To Manning, every minute of practice is precious. "I've never been so impressed watching a quarterback," says Madden, who coached the Oakland Raiders to victory in Super Bowl XI. "He's nonstop; the guy never sits still. If they're not using him, he's pulling a receiver off to the side and working on plays. Then you see it pay off in a game."
Madden was particularly struck by a Manning-initiated scramble drill--Peyton says he learned it from his father--in which he and various receivers simulate broken plays and get a feel for one another's improvisational tendencies. One of many payoffs this season came late in the game against the Cowboys. With Indianapolis clinging to a seven-point lead and facing third-and-eight from its own 21, Manning was flushed out of the pocket before flicking the ball down the right sideline to James, who busted loose for a 54-yard reception that set up an insurance field goal.
James, the fourth pick in last April's draft, has been even more of a weapon than versatile halfback Marshall Faulk, a Pro Bowl player in '98 whom the Colts traded to the St. Louis Rams two days before the draft. James and Harrison, a fourth-year player who ranks first in the NFL in receiving yards (996) and touchdown catches (11) and is tied for the league lead in receptions (64), are hard workers who have grown accustomed to Manning's pace. "I see exactly the same thing from those three in practice that I saw with Steve Young and Jerry Rice in San Francisco," says Indianapolis defensive end Mark Thomas, who was with the 49ers from 1992 to '94. "Peyton prepares like a champion, and it rubs off."
Manning's upside seems boundless. There are no more concerns about his arm strength, and his lack of mobility is offset by his rapid release and his ability to slide away from pocket pressure. If this description resembles that of a certain future Hall of Fame quarterback in Manning's division, the comparison is not far-fetched. "Marino came in and made a quick impact," says Bills defensive coordinator Ted Cottrell. "This guy's the same way. He's going to take Marino's spot."
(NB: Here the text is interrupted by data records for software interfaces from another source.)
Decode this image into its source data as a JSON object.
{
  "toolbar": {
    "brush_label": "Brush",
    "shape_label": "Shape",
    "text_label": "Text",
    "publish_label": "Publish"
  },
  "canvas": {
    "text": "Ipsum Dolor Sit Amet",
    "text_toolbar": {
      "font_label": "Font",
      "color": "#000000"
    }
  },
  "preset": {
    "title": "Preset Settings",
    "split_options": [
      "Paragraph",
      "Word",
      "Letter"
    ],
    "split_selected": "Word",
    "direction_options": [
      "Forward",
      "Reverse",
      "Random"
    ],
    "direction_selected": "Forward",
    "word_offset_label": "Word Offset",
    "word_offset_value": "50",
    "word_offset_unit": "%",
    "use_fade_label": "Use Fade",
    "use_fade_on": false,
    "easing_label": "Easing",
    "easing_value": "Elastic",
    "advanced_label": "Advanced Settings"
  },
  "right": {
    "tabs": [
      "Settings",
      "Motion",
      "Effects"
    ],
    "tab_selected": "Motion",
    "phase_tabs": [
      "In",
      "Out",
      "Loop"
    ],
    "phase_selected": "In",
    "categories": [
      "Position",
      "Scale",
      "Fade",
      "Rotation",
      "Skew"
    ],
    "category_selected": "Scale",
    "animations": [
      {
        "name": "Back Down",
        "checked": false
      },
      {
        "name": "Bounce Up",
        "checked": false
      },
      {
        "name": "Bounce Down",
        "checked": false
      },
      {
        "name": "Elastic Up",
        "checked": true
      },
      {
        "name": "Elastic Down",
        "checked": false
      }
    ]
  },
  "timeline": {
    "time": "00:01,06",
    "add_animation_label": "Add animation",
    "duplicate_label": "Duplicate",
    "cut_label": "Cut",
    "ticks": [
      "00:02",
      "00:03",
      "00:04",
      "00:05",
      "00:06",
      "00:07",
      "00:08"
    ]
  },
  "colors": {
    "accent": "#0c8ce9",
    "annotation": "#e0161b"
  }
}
Like Marino, Manning is difficult to sack. The Colts, who allowed an AFC-worst 62 sacks in '97, gave up only 22 in Manning's rookie year despite facing frequent blitzes; Indy has surrendered just seven through nine games this season. Arians says Manning's footwork and other mechanics have improved, as has his ability to read defenses. "Of all his strengths, his greatest asset is that he gets the ball to the right person," Patriots defensive coordinator Steve Sidwell says. "He may rewrite the record books before he's finished."
For now there's a youthful awkwardness to Manning that makes him seem more human than the typical preordained superstar. His calculated efforts to maintain that good-guy image are counterbalanced by an unrefined strand of sincerity that comes out when his guard is down. Last March, on the night before Cooper's wedding, Peyton, the best man, recited a rhyming poem he'd written that lacked the sarcasm and zingers usually reserved for rehearsal-dinner pronouncements. "It was long, a little corny and very touching," Cooper recalls. "He speaks from the heart when it really matters, and you've got to admire a guy for that."
Thompson certainly does. How else, she wonders, could she have fallen for a lanky dude who showed up for a date wearing an all-denim outfit and thought he looked sharp? "He's a very genuine and real person, but not everyone sees that," she says. "Even if he wasn't a big star with a famous father, he'd still hold back in public because that's his personality. He knows what he wants, and he has a passion for it. Football makes him happy."